§ Instructions to follow
Extract all lines that hold "role" from the records below.

◇ ◇ ◇ ◇ ◇

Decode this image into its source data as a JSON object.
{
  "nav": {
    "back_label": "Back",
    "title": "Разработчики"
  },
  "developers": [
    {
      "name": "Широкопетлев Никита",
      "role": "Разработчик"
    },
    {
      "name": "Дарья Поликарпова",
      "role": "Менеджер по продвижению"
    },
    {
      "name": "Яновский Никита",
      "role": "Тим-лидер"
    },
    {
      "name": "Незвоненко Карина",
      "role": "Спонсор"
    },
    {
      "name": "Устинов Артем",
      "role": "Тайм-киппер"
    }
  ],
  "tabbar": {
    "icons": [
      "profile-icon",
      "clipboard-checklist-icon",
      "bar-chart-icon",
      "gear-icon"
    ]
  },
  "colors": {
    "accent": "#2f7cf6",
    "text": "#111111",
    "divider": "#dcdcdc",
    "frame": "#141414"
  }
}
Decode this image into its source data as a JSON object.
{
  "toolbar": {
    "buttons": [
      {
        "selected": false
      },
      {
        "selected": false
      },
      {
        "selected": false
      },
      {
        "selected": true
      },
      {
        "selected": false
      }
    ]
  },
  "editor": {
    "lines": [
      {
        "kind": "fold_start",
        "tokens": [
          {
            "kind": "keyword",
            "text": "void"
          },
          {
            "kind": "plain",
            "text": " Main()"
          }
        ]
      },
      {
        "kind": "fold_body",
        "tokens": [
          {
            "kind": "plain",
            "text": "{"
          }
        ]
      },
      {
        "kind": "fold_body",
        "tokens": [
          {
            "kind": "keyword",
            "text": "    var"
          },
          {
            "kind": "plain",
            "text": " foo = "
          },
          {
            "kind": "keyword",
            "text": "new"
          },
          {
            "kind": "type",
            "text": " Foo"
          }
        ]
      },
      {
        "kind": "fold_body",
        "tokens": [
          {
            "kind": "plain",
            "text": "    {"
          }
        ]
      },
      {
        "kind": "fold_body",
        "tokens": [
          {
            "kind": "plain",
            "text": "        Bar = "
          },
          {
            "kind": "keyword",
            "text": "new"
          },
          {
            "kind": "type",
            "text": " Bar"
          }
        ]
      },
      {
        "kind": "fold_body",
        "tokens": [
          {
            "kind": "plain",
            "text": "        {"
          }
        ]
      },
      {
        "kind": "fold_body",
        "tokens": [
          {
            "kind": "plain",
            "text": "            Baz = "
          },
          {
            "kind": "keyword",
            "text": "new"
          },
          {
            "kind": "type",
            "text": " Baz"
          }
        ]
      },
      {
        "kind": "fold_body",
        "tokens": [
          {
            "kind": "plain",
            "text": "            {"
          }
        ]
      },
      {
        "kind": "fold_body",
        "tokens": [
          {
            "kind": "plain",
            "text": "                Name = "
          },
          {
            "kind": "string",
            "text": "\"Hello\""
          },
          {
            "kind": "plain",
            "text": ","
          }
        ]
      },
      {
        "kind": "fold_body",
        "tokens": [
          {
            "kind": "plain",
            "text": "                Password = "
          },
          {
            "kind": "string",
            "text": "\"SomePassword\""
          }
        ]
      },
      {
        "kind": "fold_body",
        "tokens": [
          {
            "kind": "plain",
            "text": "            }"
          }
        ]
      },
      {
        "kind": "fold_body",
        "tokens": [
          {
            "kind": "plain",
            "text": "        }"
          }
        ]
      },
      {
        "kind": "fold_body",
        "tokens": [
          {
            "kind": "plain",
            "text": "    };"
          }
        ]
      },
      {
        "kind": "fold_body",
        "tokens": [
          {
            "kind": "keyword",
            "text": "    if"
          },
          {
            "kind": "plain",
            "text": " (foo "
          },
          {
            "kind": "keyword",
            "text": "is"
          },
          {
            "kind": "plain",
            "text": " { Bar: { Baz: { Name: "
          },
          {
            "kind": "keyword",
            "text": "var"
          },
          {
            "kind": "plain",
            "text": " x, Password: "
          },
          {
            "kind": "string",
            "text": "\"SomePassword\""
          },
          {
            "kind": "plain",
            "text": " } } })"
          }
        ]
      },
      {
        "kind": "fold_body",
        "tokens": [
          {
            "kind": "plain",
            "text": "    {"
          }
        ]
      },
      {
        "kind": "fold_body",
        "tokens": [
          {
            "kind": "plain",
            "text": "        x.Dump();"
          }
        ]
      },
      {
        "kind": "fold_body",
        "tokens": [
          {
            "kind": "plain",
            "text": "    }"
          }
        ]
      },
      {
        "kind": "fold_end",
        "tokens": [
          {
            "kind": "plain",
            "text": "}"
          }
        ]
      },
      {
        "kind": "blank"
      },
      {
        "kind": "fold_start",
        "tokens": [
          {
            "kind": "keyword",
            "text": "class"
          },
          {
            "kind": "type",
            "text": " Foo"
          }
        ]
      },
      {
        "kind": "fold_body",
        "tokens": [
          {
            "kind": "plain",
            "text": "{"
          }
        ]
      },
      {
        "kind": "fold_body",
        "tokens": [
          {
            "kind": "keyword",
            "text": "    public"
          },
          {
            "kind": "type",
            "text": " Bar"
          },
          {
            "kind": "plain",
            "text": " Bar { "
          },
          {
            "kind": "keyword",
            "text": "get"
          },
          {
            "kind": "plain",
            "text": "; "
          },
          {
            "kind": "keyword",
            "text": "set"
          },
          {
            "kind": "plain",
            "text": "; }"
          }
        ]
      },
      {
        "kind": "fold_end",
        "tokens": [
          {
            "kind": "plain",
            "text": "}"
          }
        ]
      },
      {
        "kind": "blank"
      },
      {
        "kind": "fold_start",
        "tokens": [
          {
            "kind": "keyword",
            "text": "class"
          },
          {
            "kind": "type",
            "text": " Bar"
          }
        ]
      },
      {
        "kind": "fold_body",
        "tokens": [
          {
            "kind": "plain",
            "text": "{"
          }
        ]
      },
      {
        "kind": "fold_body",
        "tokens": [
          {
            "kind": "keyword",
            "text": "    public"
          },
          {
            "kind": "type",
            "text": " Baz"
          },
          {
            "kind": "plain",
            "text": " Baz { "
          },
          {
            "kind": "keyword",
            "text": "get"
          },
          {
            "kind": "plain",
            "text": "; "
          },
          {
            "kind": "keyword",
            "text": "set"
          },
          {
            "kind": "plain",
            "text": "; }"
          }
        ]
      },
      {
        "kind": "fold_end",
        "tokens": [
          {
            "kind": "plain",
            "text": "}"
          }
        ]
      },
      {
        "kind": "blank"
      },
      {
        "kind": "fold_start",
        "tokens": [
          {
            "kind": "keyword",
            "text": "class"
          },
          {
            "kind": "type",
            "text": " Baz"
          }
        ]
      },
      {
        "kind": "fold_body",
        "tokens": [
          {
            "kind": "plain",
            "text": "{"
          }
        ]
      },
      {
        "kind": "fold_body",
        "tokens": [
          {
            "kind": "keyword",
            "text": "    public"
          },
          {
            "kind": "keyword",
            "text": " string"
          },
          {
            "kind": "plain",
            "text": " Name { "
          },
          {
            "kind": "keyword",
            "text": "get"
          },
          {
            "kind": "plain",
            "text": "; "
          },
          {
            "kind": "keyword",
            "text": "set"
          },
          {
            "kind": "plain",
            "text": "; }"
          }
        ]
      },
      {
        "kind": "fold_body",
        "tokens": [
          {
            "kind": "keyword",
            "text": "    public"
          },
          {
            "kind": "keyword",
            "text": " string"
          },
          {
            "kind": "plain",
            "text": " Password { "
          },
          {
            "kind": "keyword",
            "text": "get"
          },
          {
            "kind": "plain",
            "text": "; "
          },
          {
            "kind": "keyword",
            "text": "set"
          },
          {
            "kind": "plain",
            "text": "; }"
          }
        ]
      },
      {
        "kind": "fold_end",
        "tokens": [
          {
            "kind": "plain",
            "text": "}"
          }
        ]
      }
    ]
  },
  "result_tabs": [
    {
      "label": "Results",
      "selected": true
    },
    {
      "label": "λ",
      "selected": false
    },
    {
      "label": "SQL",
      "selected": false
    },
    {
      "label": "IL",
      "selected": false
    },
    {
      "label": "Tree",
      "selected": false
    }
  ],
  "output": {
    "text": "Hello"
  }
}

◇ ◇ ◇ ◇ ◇

§ Solution to this exercise
      "role": "Разработчик"
      "role": "Менеджер по продвижению"
      "role": "Тим-лидер"
      "role": "Спонсор"
      "role": "Тайм-киппер"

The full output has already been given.